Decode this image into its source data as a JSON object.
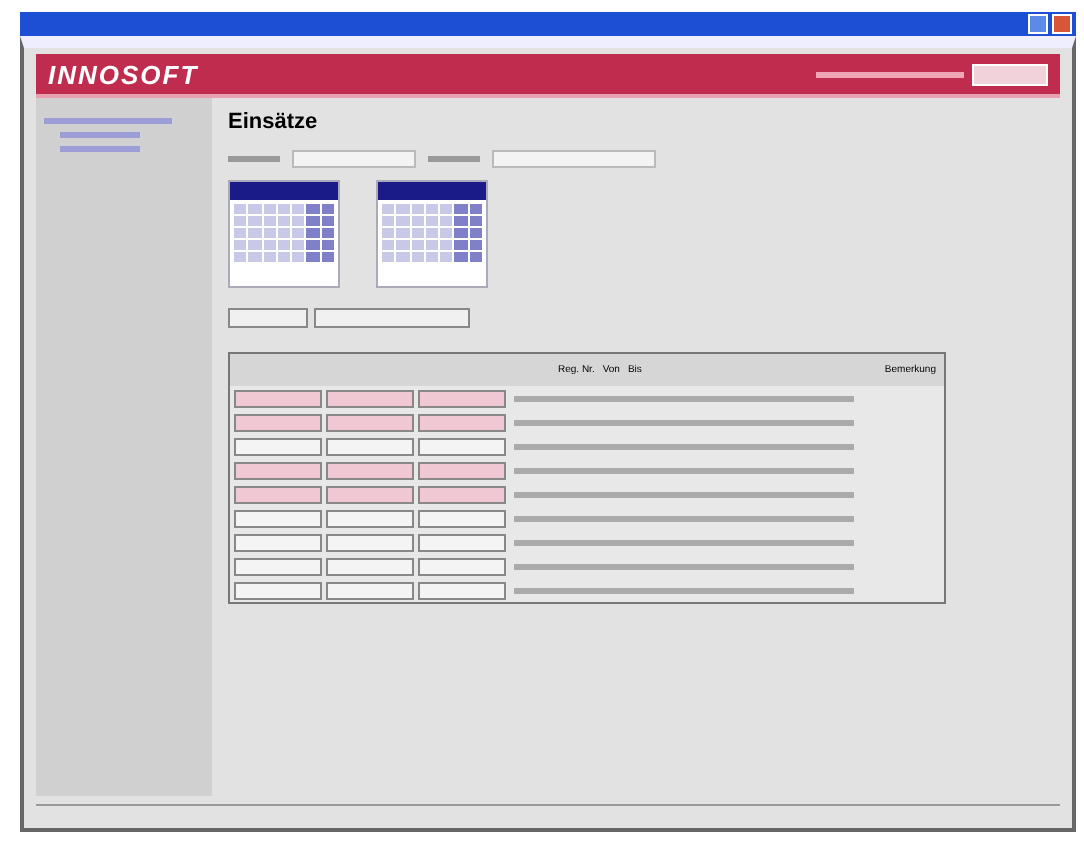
{
  "header": {
    "logo": "INNOSOFT"
  },
  "page": {
    "title": "Einsätze"
  },
  "calendars": [
    {
      "days_marked": true
    },
    {
      "days_marked": true
    }
  ],
  "table": {
    "columns": [
      "Reg. Nr.",
      "Von",
      "Bis",
      "Bemerkung"
    ],
    "rows": [
      {
        "highlighted": true
      },
      {
        "highlighted": true
      },
      {
        "highlighted": false
      },
      {
        "highlighted": true
      },
      {
        "highlighted": true
      },
      {
        "highlighted": false
      },
      {
        "highlighted": false
      },
      {
        "highlighted": false
      },
      {
        "highlighted": false
      }
    ]
  }
}
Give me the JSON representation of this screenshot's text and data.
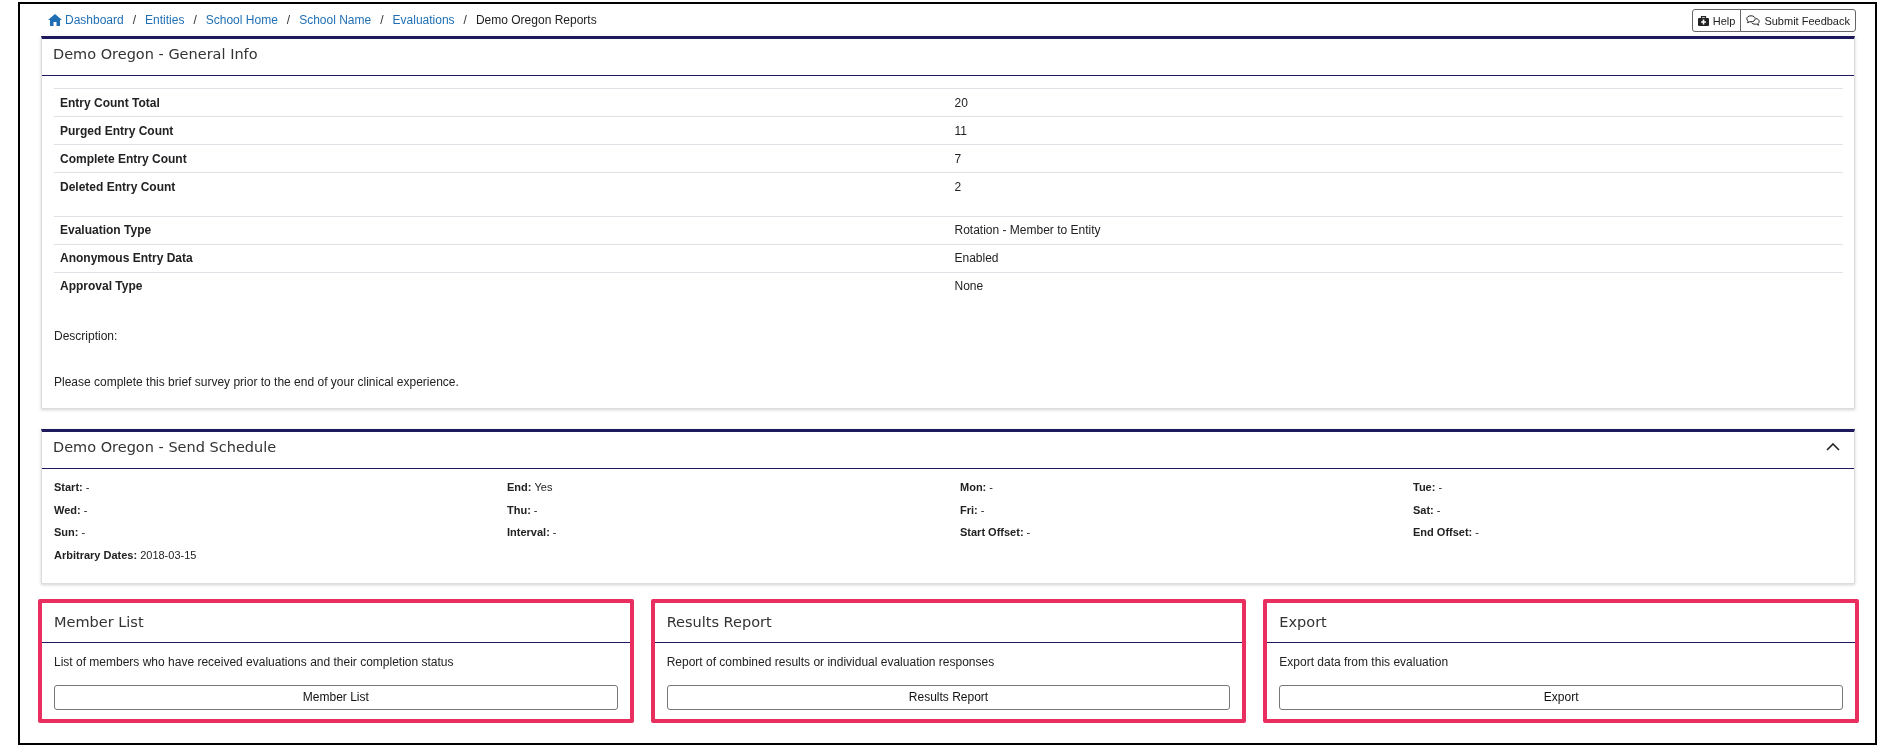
{
  "breadcrumb": {
    "separator": "/",
    "items": [
      {
        "label": "Dashboard",
        "kind": "home"
      },
      {
        "label": "Entities",
        "kind": "link"
      },
      {
        "label": "School Home",
        "kind": "link"
      },
      {
        "label": "School Name",
        "kind": "link"
      },
      {
        "label": "Evaluations",
        "kind": "link"
      },
      {
        "label": "Demo Oregon Reports",
        "kind": "current"
      }
    ]
  },
  "toolbar": [
    {
      "label": "Help",
      "kind": "help"
    },
    {
      "label": "Submit Feedback",
      "kind": "feedback"
    }
  ],
  "general_info": {
    "title": "Demo Oregon - General Info",
    "counts": [
      {
        "label": "Entry Count Total",
        "value": "20"
      },
      {
        "label": "Purged Entry Count",
        "value": "11"
      },
      {
        "label": "Complete Entry Count",
        "value": "7"
      },
      {
        "label": "Deleted Entry Count",
        "value": "2"
      }
    ],
    "settings": [
      {
        "label": "Evaluation Type",
        "value": "Rotation - Member to Entity"
      },
      {
        "label": "Anonymous Entry Data",
        "value": "Enabled"
      },
      {
        "label": "Approval Type",
        "value": "None"
      }
    ],
    "description_label": "Description:",
    "description": "Please complete this brief survey prior to the end of your clinical experience."
  },
  "send_schedule": {
    "title": "Demo Oregon - Send Schedule",
    "expanded": true,
    "fields": [
      {
        "label": "Start:",
        "value": "-"
      },
      {
        "label": "End:",
        "value": "Yes"
      },
      {
        "label": "Mon:",
        "value": "-"
      },
      {
        "label": "Tue:",
        "value": "-"
      },
      {
        "label": "Wed:",
        "value": "-"
      },
      {
        "label": "Thu:",
        "value": "-"
      },
      {
        "label": "Fri:",
        "value": "-"
      },
      {
        "label": "Sat:",
        "value": "-"
      },
      {
        "label": "Sun:",
        "value": "-"
      },
      {
        "label": "Interval:",
        "value": "-"
      },
      {
        "label": "Start Offset:",
        "value": "-"
      },
      {
        "label": "End Offset:",
        "value": "-"
      },
      {
        "label": "Arbitrary Dates:",
        "value": "2018-03-15"
      }
    ]
  },
  "cards": [
    {
      "title": "Member List",
      "description": "List of members who have received evaluations and their completion status",
      "button": "Member List",
      "highlighted": true
    },
    {
      "title": "Results Report",
      "description": "Report of combined results or individual evaluation responses",
      "button": "Results Report",
      "highlighted": true
    },
    {
      "title": "Export",
      "description": "Export data from this evaluation",
      "button": "Export",
      "highlighted": true
    }
  ]
}
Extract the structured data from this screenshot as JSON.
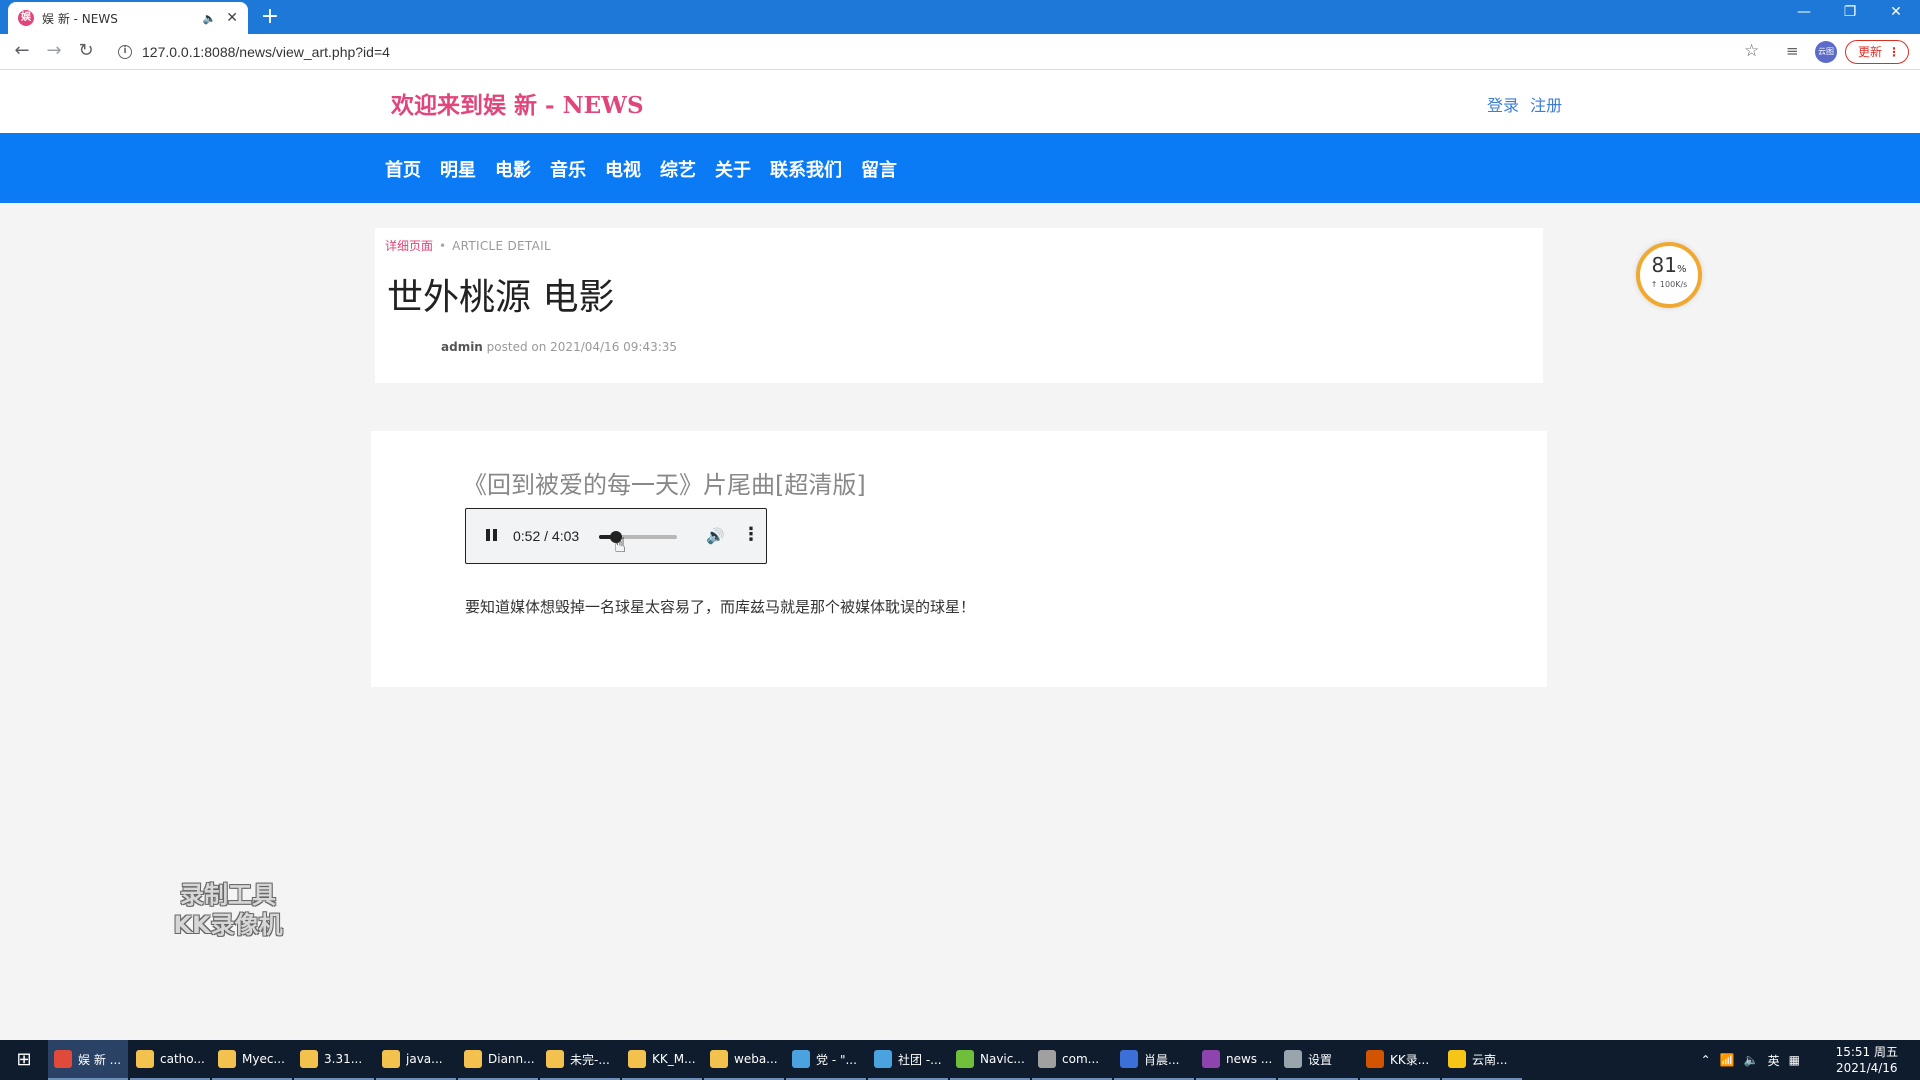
{
  "browser": {
    "tab_favicon_text": "娱",
    "tab_title": "娱 新 - NEWS",
    "tab_audio_icon": "speaker-icon",
    "new_tab_label": "+",
    "url": "127.0.0.1:8088/news/view_art.php?id=4",
    "profile_label": "云图",
    "update_label": "更新",
    "window_controls": [
      "—",
      "❐",
      "✕"
    ]
  },
  "site": {
    "title": "欢迎来到娱 新 - NEWS",
    "login": "登录",
    "register": "注册",
    "nav": [
      "首页",
      "明星",
      "电影",
      "音乐",
      "电视",
      "综艺",
      "关于",
      "联系我们",
      "留言"
    ]
  },
  "article": {
    "breadcrumb_page": "详细页面",
    "breadcrumb_separator": "•",
    "breadcrumb_detail": "ARTICLE  DETAIL",
    "title": "世外桃源 电影",
    "author": "admin",
    "posted_on": " posted on 2021/04/16 09:43:35",
    "media_title": "《回到被爱的每一天》片尾曲[超清版]",
    "audio": {
      "current_time": "0:52",
      "duration": "4:03",
      "time_display": "0:52 / 4:03",
      "progress_fraction": 0.214
    },
    "body": "要知道媒体想毁掉一名球星太容易了，而库兹马就是那个被媒体耽误的球星！"
  },
  "speed_widget": {
    "percent": "81",
    "percent_sign": "%",
    "rate": "↑ 100K/s"
  },
  "watermark": {
    "line1": "录制工具",
    "line2": "KK录像机"
  },
  "taskbar": {
    "items": [
      {
        "label": "娱 新 ...",
        "color": "#e04a3a",
        "active": true
      },
      {
        "label": "catho...",
        "color": "#f2c14e"
      },
      {
        "label": "Myec...",
        "color": "#f2c14e"
      },
      {
        "label": "3.31...",
        "color": "#f2c14e"
      },
      {
        "label": "java...",
        "color": "#f2c14e"
      },
      {
        "label": "Diann...",
        "color": "#f2c14e"
      },
      {
        "label": "未完-...",
        "color": "#f2c14e"
      },
      {
        "label": "KK_M...",
        "color": "#f2c14e"
      },
      {
        "label": "weba...",
        "color": "#f2c14e"
      },
      {
        "label": "党 - \"...",
        "color": "#4aa3df"
      },
      {
        "label": "社团 -...",
        "color": "#4aa3df"
      },
      {
        "label": "Navic...",
        "color": "#6fbf3a"
      },
      {
        "label": "com...",
        "color": "#a0a0a0"
      },
      {
        "label": "肖晨...",
        "color": "#3d6fd9"
      },
      {
        "label": "news ...",
        "color": "#8e44ad"
      },
      {
        "label": "设置",
        "color": "#9aa4ad"
      },
      {
        "label": "KK录...",
        "color": "#d35400"
      },
      {
        "label": "云南...",
        "color": "#f5c518"
      }
    ],
    "tray_lang": "英",
    "time": "15:51 周五",
    "date": "2021/4/16"
  }
}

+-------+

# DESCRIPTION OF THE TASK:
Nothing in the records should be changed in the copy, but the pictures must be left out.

# TASK SOLUTION:
Decode this image into its source data as a JSON object.
{
  "header": {
    "logo": "INNOSOFT"
  },
  "page": {
    "title": "Einsätze"
  },
  "calendars": [
    {
      "days_marked": true
    },
    {
      "days_marked": true
    }
  ],
  "table": {
    "columns": [
      "Reg. Nr.",
      "Von",
      "Bis",
      "Bemerkung"
    ],
    "rows": [
      {
        "highlighted": true
      },
      {
        "highlighted": true
      },
      {
        "highlighted": false
      },
      {
        "highlighted": true
      },
      {
        "highlighted": true
      },
      {
        "highlighted": false
      },
      {
        "highlighted": false
      },
      {
        "highlighted": false
      },
      {
        "highlighted": false
      }
    ]
  }
}
Give me the JSON representation of this screenshot's text and data.
{
  "breadcrumb": {
    "separator": "/",
    "items": [
      {
        "label": "Dashboard",
        "kind": "home"
      },
      {
        "label": "Entities",
        "kind": "link"
      },
      {
        "label": "School Home",
        "kind": "link"
      },
      {
        "label": "School Name",
        "kind": "link"
      },
      {
        "label": "Evaluations",
        "kind": "link"
      },
      {
        "label": "Demo Oregon Reports",
        "kind": "current"
      }
    ]
  },
  "toolbar": [
    {
      "label": "Help",
      "kind": "help"
    },
    {
      "label": "Submit Feedback",
      "kind": "feedback"
    }
  ],
  "general_info": {
    "title": "Demo Oregon - General Info",
    "counts": [
      {
        "label": "Entry Count Total",
        "value": "20"
      },
      {
        "label": "Purged Entry Count",
        "value": "11"
      },
      {
        "label": "Complete Entry Count",
        "value": "7"
      },
      {
        "label": "Deleted Entry Count",
        "value": "2"
      }
    ],
    "settings": [
      {
        "label": "Evaluation Type",
        "value": "Rotation - Member to Entity"
      },
      {
        "label": "Anonymous Entry Data",
        "value": "Enabled"
      },
      {
        "label": "Approval Type",
        "value": "None"
      }
    ],
    "description_label": "Description:",
    "description": "Please complete this brief survey prior to the end of your clinical experience."
  },
  "send_schedule": {
    "title": "Demo Oregon - Send Schedule",
    "expanded": true,
    "fields": [
      {
        "label": "Start:",
        "value": "-"
      },
      {
        "label": "End:",
        "value": "Yes"
      },
      {
        "label": "Mon:",
        "value": "-"
      },
      {
        "label": "Tue:",
        "value": "-"
      },
      {
        "label": "Wed:",
        "value": "-"
      },
      {
        "label": "Thu:",
        "value": "-"
      },
      {
        "label": "Fri:",
        "value": "-"
      },
      {
        "label": "Sat:",
        "value": "-"
      },
      {
        "label": "Sun:",
        "value": "-"
      },
      {
        "label": "Interval:",
        "value": "-"
      },
      {
        "label": "Start Offset:",
        "value": "-"
      },
      {
        "label": "End Offset:",
        "value": "-"
      },
      {
        "label": "Arbitrary Dates:",
        "value": "2018-03-15"
      }
    ]
  },
  "cards": [
    {
      "title": "Member List",
      "description": "List of members who have received evaluations and their completion status",
      "button": "Member List",
      "highlighted": true
    },
    {
      "title": "Results Report",
      "description": "Report of combined results or individual evaluation responses",
      "button": "Results Report",
      "highlighted": true
    },
    {
      "title": "Export",
      "description": "Export data from this evaluation",
      "button": "Export",
      "highlighted": true
    }
  ]
}
Extract the structured data from this screenshot as JSON.
{
  "browser": {
    "tab_favicon_text": "娱",
    "tab_title": "娱 新 - NEWS",
    "tab_audio_icon": "speaker-icon",
    "new_tab_label": "+",
    "url": "127.0.0.1:8088/news/view_art.php?id=4",
    "profile_label": "云图",
    "update_label": "更新",
    "window_controls": [
      "—",
      "❐",
      "✕"
    ]
  },
  "site": {
    "title": "欢迎来到娱 新 - NEWS",
    "login": "登录",
    "register": "注册",
    "nav": [
      "首页",
      "明星",
      "电影",
      "音乐",
      "电视",
      "综艺",
      "关于",
      "联系我们",
      "留言"
    ]
  },
  "article": {
    "breadcrumb_page": "详细页面",
    "breadcrumb_separator": "•",
    "breadcrumb_detail": "ARTICLE  DETAIL",
    "title": "世外桃源 电影",
    "author": "admin",
    "posted_on": " posted on 2021/04/16 09:43:35",
    "media_title": "《回到被爱的每一天》片尾曲[超清版]",
    "audio": {
      "current_time": "0:52",
      "duration": "4:03",
      "time_display": "0:52 / 4:03",
      "progress_fraction": 0.214
    },
    "body": "要知道媒体想毁掉一名球星太容易了，而库兹马就是那个被媒体耽误的球星！"
  },
  "speed_widget": {
    "percent": "81",
    "percent_sign": "%",
    "rate": "↑ 100K/s"
  },
  "watermark": {
    "line1": "录制工具",
    "line2": "KK录像机"
  },
  "taskbar": {
    "items": [
      {
        "label": "娱 新 ...",
        "color": "#e04a3a",
        "active": true
      },
      {
        "label": "catho...",
        "color": "#f2c14e"
      },
      {
        "label": "Myec...",
        "color": "#f2c14e"
      },
      {
        "label": "3.31...",
        "color": "#f2c14e"
      },
      {
        "label": "java...",
        "color": "#f2c14e"
      },
      {
        "label": "Diann...",
        "color": "#f2c14e"
      },
      {
        "label": "未完-...",
        "color": "#f2c14e"
      },
      {
        "label": "KK_M...",
        "color": "#f2c14e"
      },
      {
        "label": "weba...",
        "color": "#f2c14e"
      },
      {
        "label": "党 - \"...",
        "color": "#4aa3df"
      },
      {
        "label": "社团 -...",
        "color": "#4aa3df"
      },
      {
        "label": "Navic...",
        "color": "#6fbf3a"
      },
      {
        "label": "com...",
        "color": "#a0a0a0"
      },
      {
        "label": "肖晨...",
        "color": "#3d6fd9"
      },
      {
        "label": "news ...",
        "color": "#8e44ad"
      },
      {
        "label": "设置",
        "color": "#9aa4ad"
      },
      {
        "label": "KK录...",
        "color": "#d35400"
      },
      {
        "label": "云南...",
        "color": "#f5c518"
      }
    ],
    "tray_lang": "英",
    "time": "15:51 周五",
    "date": "2021/4/16"
  }
}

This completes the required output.